Email a friend
  • To include more than one recipient, please separate each email address with a semi-colon ';', to a maximum of 5

  • By submitting this article to a friend we reserve the right to contact them regarding AMM subscriptions. Please ensure you have their consent before giving us their details.

AP60 is key in tough market: Rio Tinto

Jan 17, 2014 | 01:26 PM |

Tags  Rio Tinto, Jacynthe Côté, AP60, aluminum smelting, capacity, Arvida, Andrea Hotter

NEW YORK — Rio Tinto Alcan Inc. is pushing forward with technology that it believes will introduce a new era for aluminum smelting, but has no plans to hasten expansions or new projects given current market conditions.

The aluminum industry is suffering from oversupply and more capacity curtailments are necessary, chief executive officer Jacynthe Côté told AMM.

“The biggest issue for the industry is that demand is healthy but supply must adjust,” Côté said. “We’ve seen some good curtailments in 2013 but the industry needs more discipline.”

The current market backdrop of a contango and low interest rates has, for some years, attracted metal into warehouses in financing deals.
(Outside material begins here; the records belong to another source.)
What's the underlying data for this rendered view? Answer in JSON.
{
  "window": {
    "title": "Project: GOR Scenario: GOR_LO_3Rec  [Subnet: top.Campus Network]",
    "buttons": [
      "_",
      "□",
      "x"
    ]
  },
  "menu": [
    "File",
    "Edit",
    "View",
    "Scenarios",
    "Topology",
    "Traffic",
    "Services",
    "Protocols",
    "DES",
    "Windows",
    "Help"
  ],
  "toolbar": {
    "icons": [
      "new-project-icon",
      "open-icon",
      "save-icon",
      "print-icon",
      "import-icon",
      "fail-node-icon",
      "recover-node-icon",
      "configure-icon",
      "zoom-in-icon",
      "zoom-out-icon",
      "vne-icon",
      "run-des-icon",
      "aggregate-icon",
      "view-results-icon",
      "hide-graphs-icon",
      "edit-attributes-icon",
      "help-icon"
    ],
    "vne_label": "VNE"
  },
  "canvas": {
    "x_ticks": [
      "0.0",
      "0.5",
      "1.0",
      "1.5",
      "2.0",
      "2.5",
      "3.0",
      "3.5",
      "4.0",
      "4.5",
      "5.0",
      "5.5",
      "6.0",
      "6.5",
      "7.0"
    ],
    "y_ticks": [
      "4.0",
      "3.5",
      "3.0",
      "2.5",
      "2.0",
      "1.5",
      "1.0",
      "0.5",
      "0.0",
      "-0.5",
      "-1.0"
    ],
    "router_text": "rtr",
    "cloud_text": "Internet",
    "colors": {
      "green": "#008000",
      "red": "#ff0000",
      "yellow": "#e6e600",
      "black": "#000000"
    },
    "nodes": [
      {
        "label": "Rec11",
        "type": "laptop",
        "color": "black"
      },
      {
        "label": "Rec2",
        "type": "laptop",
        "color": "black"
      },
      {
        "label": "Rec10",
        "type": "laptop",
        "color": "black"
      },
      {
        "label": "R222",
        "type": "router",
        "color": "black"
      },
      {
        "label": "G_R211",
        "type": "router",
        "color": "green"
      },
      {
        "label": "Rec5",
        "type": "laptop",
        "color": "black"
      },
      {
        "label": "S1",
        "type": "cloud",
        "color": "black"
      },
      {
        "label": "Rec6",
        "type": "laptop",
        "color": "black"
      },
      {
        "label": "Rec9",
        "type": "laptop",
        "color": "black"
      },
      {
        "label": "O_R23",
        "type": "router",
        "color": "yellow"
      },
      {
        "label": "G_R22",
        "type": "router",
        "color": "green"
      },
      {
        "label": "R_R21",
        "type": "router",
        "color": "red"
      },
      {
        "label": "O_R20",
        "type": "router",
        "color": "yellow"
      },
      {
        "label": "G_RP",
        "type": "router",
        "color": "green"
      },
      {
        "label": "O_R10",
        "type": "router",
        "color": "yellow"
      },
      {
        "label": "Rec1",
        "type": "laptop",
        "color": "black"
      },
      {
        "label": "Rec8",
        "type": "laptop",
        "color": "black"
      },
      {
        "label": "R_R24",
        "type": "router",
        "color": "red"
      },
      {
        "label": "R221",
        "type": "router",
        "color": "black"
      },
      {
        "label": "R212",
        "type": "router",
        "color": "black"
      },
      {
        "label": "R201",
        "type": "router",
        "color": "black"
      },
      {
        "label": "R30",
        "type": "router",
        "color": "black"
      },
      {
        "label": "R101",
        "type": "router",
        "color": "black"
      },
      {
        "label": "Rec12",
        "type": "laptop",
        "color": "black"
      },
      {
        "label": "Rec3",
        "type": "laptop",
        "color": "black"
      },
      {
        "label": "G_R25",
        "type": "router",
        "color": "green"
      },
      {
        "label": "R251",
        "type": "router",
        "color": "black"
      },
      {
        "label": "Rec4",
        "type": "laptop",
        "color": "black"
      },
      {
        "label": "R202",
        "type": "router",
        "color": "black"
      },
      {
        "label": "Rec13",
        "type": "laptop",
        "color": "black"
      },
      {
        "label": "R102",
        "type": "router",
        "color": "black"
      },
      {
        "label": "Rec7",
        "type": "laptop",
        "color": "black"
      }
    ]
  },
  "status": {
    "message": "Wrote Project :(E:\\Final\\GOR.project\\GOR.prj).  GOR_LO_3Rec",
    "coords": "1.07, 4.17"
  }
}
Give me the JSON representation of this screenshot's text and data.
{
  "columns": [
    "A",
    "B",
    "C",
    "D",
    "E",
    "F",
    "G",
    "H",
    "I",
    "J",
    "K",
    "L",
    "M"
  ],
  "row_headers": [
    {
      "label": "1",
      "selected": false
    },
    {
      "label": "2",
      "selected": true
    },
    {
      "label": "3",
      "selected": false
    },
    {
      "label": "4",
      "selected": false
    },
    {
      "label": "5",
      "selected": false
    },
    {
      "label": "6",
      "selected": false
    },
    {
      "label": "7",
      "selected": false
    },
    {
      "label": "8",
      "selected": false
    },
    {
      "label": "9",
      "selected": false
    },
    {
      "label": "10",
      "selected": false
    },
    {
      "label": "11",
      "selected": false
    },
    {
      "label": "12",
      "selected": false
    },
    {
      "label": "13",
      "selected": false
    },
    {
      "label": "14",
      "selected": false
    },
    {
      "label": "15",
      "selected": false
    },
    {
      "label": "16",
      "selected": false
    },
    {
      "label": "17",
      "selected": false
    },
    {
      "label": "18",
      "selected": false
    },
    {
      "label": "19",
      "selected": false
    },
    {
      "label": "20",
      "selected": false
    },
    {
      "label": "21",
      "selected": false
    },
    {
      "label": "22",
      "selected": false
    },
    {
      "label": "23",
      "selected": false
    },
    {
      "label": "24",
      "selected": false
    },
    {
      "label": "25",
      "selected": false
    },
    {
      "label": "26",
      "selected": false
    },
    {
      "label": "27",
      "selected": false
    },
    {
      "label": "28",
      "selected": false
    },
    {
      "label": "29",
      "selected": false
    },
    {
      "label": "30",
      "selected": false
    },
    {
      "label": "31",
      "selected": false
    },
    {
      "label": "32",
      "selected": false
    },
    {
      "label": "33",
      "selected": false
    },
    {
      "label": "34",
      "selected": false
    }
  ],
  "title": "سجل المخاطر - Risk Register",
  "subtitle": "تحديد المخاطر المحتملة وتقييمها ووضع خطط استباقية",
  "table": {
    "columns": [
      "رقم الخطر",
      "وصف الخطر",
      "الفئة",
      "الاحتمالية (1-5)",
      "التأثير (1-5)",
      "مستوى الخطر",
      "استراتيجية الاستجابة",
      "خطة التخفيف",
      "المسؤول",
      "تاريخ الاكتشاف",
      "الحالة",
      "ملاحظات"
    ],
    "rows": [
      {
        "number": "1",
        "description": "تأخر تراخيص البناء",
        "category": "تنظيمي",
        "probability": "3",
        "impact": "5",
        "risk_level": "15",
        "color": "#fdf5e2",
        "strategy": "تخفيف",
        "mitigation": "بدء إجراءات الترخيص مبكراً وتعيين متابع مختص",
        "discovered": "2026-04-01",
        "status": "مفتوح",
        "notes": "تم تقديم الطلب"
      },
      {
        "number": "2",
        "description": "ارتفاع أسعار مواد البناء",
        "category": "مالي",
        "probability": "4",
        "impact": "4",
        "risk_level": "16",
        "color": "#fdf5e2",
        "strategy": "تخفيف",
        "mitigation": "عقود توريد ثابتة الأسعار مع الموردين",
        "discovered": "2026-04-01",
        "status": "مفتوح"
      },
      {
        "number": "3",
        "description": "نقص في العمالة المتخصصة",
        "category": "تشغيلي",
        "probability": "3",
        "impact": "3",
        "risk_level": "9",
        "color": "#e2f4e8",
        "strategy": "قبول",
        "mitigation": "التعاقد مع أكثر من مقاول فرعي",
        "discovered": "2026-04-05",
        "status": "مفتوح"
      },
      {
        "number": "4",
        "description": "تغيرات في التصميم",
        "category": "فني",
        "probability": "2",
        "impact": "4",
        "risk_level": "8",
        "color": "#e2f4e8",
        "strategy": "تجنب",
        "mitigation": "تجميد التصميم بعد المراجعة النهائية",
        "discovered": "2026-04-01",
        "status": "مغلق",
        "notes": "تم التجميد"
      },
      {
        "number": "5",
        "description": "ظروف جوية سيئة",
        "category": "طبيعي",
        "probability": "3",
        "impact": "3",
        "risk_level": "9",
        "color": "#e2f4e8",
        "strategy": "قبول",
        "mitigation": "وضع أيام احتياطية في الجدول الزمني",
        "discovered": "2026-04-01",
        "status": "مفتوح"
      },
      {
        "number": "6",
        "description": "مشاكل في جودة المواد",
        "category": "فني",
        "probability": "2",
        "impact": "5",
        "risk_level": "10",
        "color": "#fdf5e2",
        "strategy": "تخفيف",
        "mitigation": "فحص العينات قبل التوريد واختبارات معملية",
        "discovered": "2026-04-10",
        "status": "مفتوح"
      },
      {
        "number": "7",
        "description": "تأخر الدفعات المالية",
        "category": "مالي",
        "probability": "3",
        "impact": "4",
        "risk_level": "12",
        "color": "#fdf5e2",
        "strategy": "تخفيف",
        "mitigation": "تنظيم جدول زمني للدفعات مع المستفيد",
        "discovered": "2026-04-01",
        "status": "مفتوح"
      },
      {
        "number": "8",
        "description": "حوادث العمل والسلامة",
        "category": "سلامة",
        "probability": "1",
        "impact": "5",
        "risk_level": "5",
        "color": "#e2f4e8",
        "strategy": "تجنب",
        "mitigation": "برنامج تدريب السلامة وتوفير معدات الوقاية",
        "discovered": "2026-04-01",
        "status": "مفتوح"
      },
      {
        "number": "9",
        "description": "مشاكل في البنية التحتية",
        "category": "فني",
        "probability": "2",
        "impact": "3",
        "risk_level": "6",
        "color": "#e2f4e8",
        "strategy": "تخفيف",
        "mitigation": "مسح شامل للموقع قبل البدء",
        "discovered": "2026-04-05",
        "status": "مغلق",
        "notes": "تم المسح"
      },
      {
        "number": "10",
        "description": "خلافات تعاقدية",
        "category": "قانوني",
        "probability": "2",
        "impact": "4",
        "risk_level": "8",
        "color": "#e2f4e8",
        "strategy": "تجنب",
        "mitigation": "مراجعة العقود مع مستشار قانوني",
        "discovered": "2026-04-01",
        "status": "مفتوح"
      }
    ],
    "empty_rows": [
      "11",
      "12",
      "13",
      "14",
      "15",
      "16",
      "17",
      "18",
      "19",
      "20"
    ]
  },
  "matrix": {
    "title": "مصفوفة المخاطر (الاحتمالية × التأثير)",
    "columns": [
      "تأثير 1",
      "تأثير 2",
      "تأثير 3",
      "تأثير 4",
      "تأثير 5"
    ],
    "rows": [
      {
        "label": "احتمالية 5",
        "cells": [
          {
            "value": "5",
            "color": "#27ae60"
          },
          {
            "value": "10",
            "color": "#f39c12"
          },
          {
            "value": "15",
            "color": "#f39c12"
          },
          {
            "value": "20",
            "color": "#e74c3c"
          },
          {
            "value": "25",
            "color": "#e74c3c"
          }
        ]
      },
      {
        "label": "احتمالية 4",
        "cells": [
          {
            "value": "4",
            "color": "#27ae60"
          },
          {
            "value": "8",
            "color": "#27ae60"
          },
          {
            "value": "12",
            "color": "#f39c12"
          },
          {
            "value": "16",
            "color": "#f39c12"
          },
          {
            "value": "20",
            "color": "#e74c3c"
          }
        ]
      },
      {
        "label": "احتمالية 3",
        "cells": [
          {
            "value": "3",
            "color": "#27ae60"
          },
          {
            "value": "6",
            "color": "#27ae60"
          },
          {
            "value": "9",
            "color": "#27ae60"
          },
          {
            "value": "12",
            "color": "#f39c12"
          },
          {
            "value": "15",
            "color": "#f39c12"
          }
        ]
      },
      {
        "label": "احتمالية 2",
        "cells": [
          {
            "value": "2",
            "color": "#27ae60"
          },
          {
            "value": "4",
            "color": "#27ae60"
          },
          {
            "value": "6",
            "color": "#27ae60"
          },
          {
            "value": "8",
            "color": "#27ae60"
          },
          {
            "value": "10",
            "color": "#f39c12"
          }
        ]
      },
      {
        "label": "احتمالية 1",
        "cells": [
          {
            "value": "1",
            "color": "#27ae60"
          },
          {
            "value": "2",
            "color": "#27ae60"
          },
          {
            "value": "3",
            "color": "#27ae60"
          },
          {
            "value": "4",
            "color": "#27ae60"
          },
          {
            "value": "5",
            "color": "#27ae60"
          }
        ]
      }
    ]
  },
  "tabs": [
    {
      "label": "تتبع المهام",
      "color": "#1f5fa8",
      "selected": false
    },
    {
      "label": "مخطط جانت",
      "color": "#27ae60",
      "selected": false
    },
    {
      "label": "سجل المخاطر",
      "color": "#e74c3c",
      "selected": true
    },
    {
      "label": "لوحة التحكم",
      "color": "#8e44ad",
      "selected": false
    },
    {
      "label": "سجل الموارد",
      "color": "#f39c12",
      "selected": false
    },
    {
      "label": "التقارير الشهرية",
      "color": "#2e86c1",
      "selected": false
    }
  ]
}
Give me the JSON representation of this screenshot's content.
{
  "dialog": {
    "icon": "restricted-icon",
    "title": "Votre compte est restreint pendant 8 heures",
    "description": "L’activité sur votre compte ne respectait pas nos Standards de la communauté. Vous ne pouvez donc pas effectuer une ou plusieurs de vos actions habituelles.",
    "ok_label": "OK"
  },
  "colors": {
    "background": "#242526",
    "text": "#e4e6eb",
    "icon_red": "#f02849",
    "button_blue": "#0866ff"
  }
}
Those will likely remain attractive for a while, Côté said.

In the interim, premiums are skyrocketing. The U.S. Midwest aluminum premium is being quoted either side of 20 cents per pound, with even higher offers reported by traders and merchants, who say that material is tightly held.

But there is “no issue” for Rio Tinto Alcan’s customers in sourcing contracted material, Côté said; its output is in the form of value-added products, which are sent directly to customers.

She also noted the efforts by the London Metal Exchange to bring transparency and more sophisticated financial solutions to the aluminum industry.

“I think it’s eventually going to land at the right place for customers and the global market. But the biggest issue for the industry is the high inventory,” Côté said.

On Jan. 16, Rio Tinto Alcan, a subsidiary of London-based Rio Tinto Plc, inaugurated its Arvida aluminum smelter in Quebec, the first of its kind to be based on the company’s newly developed AP60 technology (, Jan. 16).

The smelter, which was constructed with infrastructure for future expansions to 460,000 tonnes, has an initial capacity of 60,000 tonnes.

Right now, and despite the low cost benefits the technology brings, there is no plan to begin to expand further, Côté said. “We are not going to shoot ourselves in the foot, given the market conditions,” she said.

“We have started with 60,000 tonnes at Arvida, and this shows our extreme discipline level. In British Columbia, we’re modernizing and expanding, but much less than what we have already curtailed,” she added.

The company has already curtailed more than 600,000 tonnes of aluminum from its global network amid weak futures prices and record-high LME-approved warehouse inventories.

Côté said that if Rio Tinto Alcan had not taken some tough decisions on closing capacity in the past few years, “(those smelters) could be bleeding quite a bit of money now”.

“I have to think that some of the assets in the global smelting industry are getting into a pretty tough place,” she said.

Each production cell of the Arvida smelter will produce around 40 percent more aluminum than previous-generation technology, pushing the company into what Côté described as a “new era” for smelting.

AP60 provides improvements in productivity, and reductions in energy and environmental footprints, she noted.

The Montreal-based company, whose various generations of smelting technology have for many years been used by the industry globally, has already taken calls from potential AP60 customers.

“We’ve been very disciplined in reducing basic costs in our current operations, and we’ve been extremely disciplined on portfolio—you’ve seen the list of assets we’ve sold or shut down or curtailed,” she told AMM.

“But we are also investing in the long term to remain competitive,” she concluded, “and that new technology is clearly, through the innovation, a big lever to remaining competitive.”

Latest Pricing Trends Year Over Year


How will US hot-rolled coil prices fare over the summer?

Rise sharply
Rise modestly
Stay largely flat
Fall modestly
Fall sharply

View previous results